((
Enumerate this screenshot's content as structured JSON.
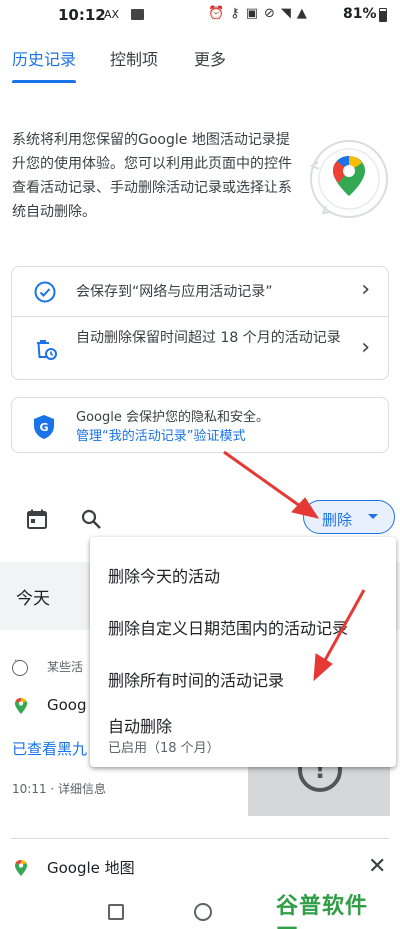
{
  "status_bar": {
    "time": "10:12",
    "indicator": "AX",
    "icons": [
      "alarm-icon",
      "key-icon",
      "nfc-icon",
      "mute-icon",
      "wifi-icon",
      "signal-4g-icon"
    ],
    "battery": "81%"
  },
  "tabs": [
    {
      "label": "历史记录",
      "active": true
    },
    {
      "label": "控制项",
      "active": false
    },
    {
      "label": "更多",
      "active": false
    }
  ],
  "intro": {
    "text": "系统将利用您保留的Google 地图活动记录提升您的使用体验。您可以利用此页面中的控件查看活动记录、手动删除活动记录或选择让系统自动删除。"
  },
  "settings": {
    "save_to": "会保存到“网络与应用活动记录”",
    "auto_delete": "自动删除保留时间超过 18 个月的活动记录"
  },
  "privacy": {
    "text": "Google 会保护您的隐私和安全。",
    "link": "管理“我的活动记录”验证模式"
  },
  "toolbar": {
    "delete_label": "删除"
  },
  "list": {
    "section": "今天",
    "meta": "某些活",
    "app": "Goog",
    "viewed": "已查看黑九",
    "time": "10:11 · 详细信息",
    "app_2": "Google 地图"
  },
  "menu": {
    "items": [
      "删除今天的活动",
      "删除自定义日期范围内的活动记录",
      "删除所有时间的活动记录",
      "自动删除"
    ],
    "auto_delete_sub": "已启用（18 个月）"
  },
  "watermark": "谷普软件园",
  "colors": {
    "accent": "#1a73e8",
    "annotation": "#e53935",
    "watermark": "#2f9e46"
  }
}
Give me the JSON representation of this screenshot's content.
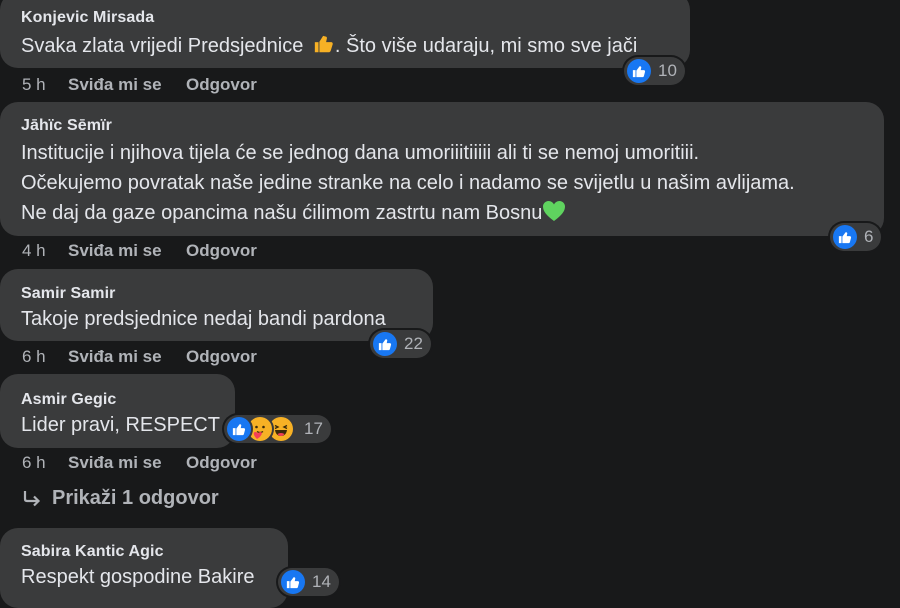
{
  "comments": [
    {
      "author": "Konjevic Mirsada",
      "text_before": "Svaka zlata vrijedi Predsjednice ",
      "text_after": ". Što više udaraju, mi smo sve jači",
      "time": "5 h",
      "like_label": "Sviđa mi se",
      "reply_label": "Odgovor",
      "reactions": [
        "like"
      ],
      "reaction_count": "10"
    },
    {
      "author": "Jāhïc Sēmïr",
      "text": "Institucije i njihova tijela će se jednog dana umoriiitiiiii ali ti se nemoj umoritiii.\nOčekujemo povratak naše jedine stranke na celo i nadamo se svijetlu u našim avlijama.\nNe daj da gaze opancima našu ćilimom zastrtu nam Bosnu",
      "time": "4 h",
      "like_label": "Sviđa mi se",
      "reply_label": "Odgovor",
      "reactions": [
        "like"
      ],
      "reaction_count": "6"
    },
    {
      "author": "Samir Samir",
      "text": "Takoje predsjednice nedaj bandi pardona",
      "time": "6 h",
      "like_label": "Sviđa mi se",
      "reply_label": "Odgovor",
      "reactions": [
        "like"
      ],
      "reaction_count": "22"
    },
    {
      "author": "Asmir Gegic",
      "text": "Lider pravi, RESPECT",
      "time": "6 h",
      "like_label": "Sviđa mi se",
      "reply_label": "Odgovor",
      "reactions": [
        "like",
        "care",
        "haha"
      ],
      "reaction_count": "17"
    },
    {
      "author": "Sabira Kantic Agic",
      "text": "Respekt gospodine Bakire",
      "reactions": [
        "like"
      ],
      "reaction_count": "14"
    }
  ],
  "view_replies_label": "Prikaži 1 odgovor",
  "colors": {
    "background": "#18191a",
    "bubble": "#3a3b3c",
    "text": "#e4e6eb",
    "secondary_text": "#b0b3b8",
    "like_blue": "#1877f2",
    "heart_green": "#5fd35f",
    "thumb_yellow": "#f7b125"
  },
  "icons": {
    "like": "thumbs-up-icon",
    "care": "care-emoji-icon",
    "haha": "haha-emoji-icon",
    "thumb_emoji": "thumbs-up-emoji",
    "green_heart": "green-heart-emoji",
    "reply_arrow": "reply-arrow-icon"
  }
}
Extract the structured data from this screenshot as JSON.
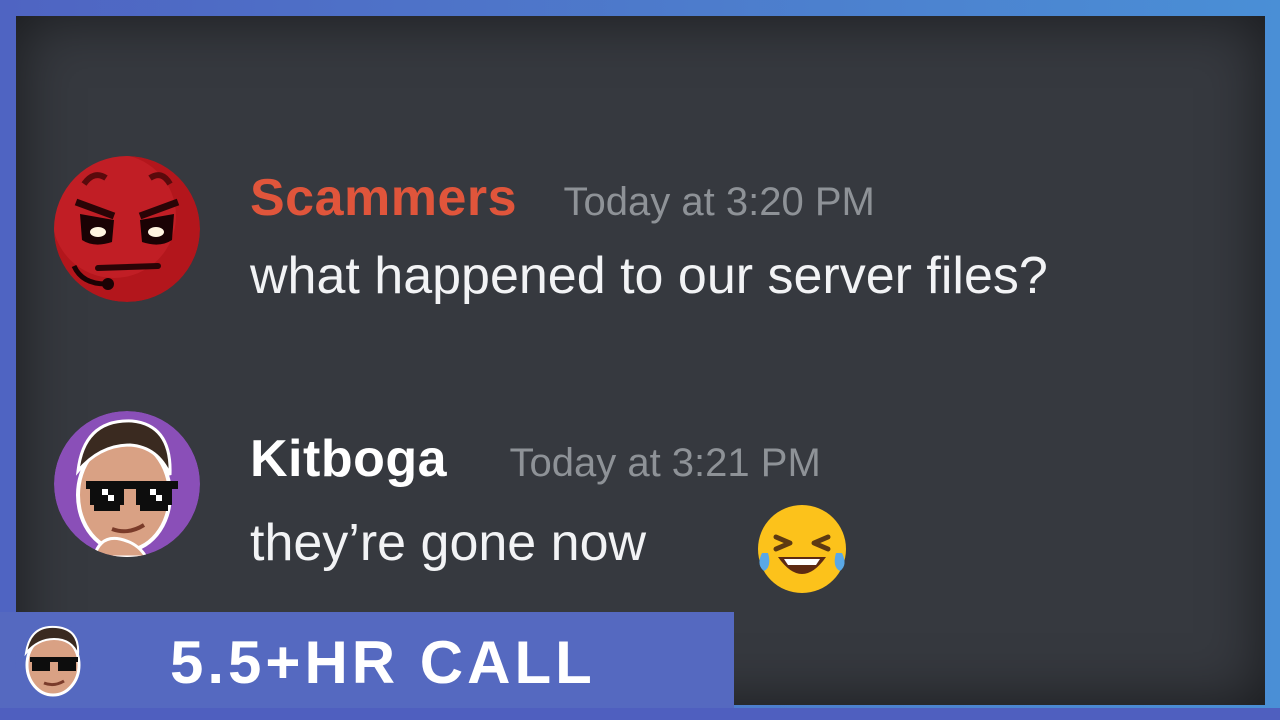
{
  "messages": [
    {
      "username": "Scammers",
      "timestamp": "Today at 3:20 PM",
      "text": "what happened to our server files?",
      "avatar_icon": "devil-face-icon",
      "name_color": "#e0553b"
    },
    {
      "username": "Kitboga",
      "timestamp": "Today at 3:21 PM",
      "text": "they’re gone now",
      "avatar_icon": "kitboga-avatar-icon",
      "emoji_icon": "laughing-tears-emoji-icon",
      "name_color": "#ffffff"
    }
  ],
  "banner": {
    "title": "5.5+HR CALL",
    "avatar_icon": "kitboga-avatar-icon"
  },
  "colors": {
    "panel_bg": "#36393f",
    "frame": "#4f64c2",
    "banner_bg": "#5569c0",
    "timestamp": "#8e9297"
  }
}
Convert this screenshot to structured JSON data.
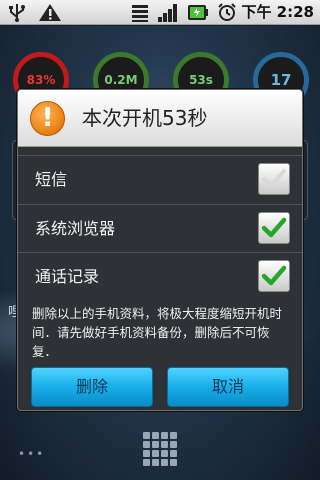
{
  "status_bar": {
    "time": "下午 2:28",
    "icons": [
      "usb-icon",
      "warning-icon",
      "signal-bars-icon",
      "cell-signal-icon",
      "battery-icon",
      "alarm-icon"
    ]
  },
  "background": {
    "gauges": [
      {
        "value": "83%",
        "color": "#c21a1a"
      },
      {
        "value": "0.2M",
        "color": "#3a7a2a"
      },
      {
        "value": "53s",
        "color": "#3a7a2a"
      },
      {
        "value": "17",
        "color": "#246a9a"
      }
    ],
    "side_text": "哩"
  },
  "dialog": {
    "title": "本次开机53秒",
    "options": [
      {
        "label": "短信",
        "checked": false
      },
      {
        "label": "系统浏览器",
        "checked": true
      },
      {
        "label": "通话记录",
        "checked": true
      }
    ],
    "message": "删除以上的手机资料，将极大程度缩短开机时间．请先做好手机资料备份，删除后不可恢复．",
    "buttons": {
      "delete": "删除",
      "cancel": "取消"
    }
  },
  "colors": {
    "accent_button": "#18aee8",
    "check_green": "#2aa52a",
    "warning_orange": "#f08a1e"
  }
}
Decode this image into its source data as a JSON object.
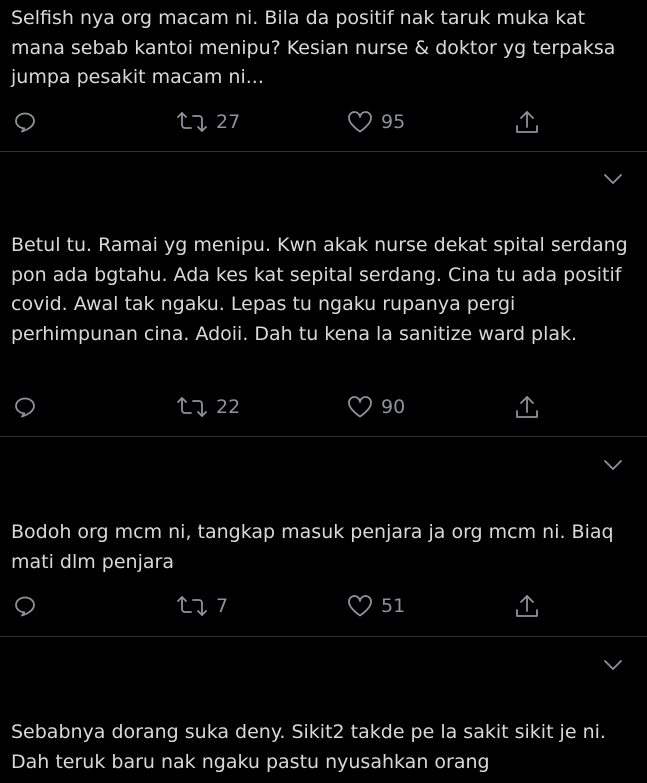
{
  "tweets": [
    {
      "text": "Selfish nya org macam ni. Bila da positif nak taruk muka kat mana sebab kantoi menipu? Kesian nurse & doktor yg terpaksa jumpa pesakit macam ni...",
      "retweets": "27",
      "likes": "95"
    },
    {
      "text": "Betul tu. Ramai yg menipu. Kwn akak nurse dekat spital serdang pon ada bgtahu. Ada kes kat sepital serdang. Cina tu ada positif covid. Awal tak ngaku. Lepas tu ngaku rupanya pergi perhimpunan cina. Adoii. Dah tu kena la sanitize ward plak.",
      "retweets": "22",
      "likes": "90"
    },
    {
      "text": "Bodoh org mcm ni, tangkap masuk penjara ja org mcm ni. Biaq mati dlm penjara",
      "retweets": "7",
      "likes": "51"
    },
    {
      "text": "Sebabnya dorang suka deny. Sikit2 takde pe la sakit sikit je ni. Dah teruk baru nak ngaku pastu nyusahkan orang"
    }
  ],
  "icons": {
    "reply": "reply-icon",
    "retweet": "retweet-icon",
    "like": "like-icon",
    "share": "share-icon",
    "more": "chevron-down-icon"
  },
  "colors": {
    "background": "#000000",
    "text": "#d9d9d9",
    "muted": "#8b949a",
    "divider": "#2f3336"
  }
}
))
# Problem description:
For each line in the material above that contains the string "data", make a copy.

# Solution for this exercise:
Extract the structured data from this screenshot as JSON.
Convert this screenshot to structured JSON data.
Decode this image into its source data as a JSON object.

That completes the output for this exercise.